[Given records — start]
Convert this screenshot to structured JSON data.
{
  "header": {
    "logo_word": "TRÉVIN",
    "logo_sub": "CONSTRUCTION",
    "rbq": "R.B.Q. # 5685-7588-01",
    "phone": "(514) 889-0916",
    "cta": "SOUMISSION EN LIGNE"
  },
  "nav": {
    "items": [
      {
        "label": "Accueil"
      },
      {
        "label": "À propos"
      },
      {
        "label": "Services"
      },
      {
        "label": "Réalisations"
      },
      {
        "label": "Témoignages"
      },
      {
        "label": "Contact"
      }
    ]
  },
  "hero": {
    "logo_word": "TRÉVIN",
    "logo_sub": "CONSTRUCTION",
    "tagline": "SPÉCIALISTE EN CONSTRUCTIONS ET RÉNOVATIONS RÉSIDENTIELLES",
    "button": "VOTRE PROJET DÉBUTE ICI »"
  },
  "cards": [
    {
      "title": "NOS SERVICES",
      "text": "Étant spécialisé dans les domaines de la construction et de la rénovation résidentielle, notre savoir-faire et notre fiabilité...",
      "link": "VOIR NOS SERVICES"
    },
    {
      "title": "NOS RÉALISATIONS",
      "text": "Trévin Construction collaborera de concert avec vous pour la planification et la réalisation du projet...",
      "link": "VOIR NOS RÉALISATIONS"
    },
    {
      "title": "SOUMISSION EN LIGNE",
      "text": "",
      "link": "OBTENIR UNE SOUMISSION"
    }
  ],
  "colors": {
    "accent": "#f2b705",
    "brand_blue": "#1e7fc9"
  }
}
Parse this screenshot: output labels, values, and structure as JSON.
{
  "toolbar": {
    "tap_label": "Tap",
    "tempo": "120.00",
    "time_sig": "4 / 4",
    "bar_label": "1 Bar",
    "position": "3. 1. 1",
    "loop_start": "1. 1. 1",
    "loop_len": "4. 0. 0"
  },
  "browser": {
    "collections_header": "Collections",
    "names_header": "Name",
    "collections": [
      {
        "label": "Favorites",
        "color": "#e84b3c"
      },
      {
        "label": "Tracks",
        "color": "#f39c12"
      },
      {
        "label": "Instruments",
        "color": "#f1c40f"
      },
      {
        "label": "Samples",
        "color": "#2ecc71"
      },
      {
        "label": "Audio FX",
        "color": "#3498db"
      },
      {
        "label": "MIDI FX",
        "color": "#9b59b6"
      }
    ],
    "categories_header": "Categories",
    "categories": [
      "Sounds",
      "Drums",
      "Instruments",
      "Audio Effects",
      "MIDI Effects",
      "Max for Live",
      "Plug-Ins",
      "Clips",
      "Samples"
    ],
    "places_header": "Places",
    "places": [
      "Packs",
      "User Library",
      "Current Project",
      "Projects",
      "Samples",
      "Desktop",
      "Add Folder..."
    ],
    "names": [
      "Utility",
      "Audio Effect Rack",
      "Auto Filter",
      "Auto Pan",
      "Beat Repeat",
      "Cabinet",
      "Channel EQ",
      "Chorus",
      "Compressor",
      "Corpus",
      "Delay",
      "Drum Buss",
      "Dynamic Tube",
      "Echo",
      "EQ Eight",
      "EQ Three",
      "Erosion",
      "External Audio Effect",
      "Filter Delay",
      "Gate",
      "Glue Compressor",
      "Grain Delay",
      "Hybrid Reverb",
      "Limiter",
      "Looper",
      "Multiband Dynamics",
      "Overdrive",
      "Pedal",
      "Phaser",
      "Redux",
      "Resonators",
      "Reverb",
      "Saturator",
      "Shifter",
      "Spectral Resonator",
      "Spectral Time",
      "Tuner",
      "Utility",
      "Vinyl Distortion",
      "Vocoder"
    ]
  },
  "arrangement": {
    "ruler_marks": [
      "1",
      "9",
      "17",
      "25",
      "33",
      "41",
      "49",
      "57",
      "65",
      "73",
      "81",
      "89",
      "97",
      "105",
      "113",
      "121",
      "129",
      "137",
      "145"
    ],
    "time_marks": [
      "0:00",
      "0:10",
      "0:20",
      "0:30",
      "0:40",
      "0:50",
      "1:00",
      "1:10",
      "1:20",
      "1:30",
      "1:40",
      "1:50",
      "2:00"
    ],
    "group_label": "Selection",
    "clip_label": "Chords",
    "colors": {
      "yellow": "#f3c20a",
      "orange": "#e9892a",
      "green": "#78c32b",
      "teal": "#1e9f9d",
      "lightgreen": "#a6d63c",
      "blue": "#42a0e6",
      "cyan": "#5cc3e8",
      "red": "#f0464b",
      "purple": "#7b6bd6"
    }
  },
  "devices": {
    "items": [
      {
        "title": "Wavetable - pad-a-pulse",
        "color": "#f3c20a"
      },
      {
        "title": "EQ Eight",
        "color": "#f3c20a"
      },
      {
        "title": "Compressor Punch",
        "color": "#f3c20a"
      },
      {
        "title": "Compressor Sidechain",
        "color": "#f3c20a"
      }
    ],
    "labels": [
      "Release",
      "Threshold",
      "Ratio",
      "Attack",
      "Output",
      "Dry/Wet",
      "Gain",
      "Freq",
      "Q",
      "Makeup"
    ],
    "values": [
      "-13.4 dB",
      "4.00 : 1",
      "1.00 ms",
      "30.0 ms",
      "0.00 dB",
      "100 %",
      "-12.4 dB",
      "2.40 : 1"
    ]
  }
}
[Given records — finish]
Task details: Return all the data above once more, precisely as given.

Task answer:
Convert this screenshot to structured JSON data.
{
  "header": {
    "logo_word": "TRÉVIN",
    "logo_sub": "CONSTRUCTION",
    "rbq": "R.B.Q. # 5685-7588-01",
    "phone": "(514) 889-0916",
    "cta": "SOUMISSION EN LIGNE"
  },
  "nav": {
    "items": [
      {
        "label": "Accueil"
      },
      {
        "label": "À propos"
      },
      {
        "label": "Services"
      },
      {
        "label": "Réalisations"
      },
      {
        "label": "Témoignages"
      },
      {
        "label": "Contact"
      }
    ]
  },
  "hero": {
    "logo_word": "TRÉVIN",
    "logo_sub": "CONSTRUCTION",
    "tagline": "SPÉCIALISTE EN CONSTRUCTIONS ET RÉNOVATIONS RÉSIDENTIELLES",
    "button": "VOTRE PROJET DÉBUTE ICI »"
  },
  "cards": [
    {
      "title": "NOS SERVICES",
      "text": "Étant spécialisé dans les domaines de la construction et de la rénovation résidentielle, notre savoir-faire et notre fiabilité...",
      "link": "VOIR NOS SERVICES"
    },
    {
      "title": "NOS RÉALISATIONS",
      "text": "Trévin Construction collaborera de concert avec vous pour la planification et la réalisation du projet...",
      "link": "VOIR NOS RÉALISATIONS"
    },
    {
      "title": "SOUMISSION EN LIGNE",
      "text": "",
      "link": "OBTENIR UNE SOUMISSION"
    }
  ],
  "colors": {
    "accent": "#f2b705",
    "brand_blue": "#1e7fc9"
  }
}
Parse this screenshot: output labels, values, and structure as JSON.
{
  "toolbar": {
    "tap_label": "Tap",
    "tempo": "120.00",
    "time_sig": "4 / 4",
    "bar_label": "1 Bar",
    "position": "3. 1. 1",
    "loop_start": "1. 1. 1",
    "loop_len": "4. 0. 0"
  },
  "browser": {
    "collections_header": "Collections",
    "names_header": "Name",
    "collections": [
      {
        "label": "Favorites",
        "color": "#e84b3c"
      },
      {
        "label": "Tracks",
        "color": "#f39c12"
      },
      {
        "label": "Instruments",
        "color": "#f1c40f"
      },
      {
        "label": "Samples",
        "color": "#2ecc71"
      },
      {
        "label": "Audio FX",
        "color": "#3498db"
      },
      {
        "label": "MIDI FX",
        "color": "#9b59b6"
      }
    ],
    "categories_header": "Categories",
    "categories": [
      "Sounds",
      "Drums",
      "Instruments",
      "Audio Effects",
      "MIDI Effects",
      "Max for Live",
      "Plug-Ins",
      "Clips",
      "Samples"
    ],
    "places_header": "Places",
    "places": [
      "Packs",
      "User Library",
      "Current Project",
      "Projects",
      "Samples",
      "Desktop",
      "Add Folder..."
    ],
    "names": [
      "Utility",
      "Audio Effect Rack",
      "Auto Filter",
      "Auto Pan",
      "Beat Repeat",
      "Cabinet",
      "Channel EQ",
      "Chorus",
      "Compressor",
      "Corpus",
      "Delay",
      "Drum Buss",
      "Dynamic Tube",
      "Echo",
      "EQ Eight",
      "EQ Three",
      "Erosion",
      "External Audio Effect",
      "Filter Delay",
      "Gate",
      "Glue Compressor",
      "Grain Delay",
      "Hybrid Reverb",
      "Limiter",
      "Looper",
      "Multiband Dynamics",
      "Overdrive",
      "Pedal",
      "Phaser",
      "Redux",
      "Resonators",
      "Reverb",
      "Saturator",
      "Shifter",
      "Spectral Resonator",
      "Spectral Time",
      "Tuner",
      "Utility",
      "Vinyl Distortion",
      "Vocoder"
    ]
  },
  "arrangement": {
    "ruler_marks": [
      "1",
      "9",
      "17",
      "25",
      "33",
      "41",
      "49",
      "57",
      "65",
      "73",
      "81",
      "89",
      "97",
      "105",
      "113",
      "121",
      "129",
      "137",
      "145"
    ],
    "time_marks": [
      "0:00",
      "0:10",
      "0:20",
      "0:30",
      "0:40",
      "0:50",
      "1:00",
      "1:10",
      "1:20",
      "1:30",
      "1:40",
      "1:50",
      "2:00"
    ],
    "group_label": "Selection",
    "clip_label": "Chords",
    "colors": {
      "yellow": "#f3c20a",
      "orange": "#e9892a",
      "green": "#78c32b",
      "teal": "#1e9f9d",
      "lightgreen": "#a6d63c",
      "blue": "#42a0e6",
      "cyan": "#5cc3e8",
      "red": "#f0464b",
      "purple": "#7b6bd6"
    }
  },
  "devices": {
    "items": [
      {
        "title": "Wavetable - pad-a-pulse",
        "color": "#f3c20a"
      },
      {
        "title": "EQ Eight",
        "color": "#f3c20a"
      },
      {
        "title": "Compressor Punch",
        "color": "#f3c20a"
      },
      {
        "title": "Compressor Sidechain",
        "color": "#f3c20a"
      }
    ],
    "labels": [
      "Release",
      "Threshold",
      "Ratio",
      "Attack",
      "Output",
      "Dry/Wet",
      "Gain",
      "Freq",
      "Q",
      "Makeup"
    ],
    "values": [
      "-13.4 dB",
      "4.00 : 1",
      "1.00 ms",
      "30.0 ms",
      "0.00 dB",
      "100 %",
      "-12.4 dB",
      "2.40 : 1"
    ]
  }
}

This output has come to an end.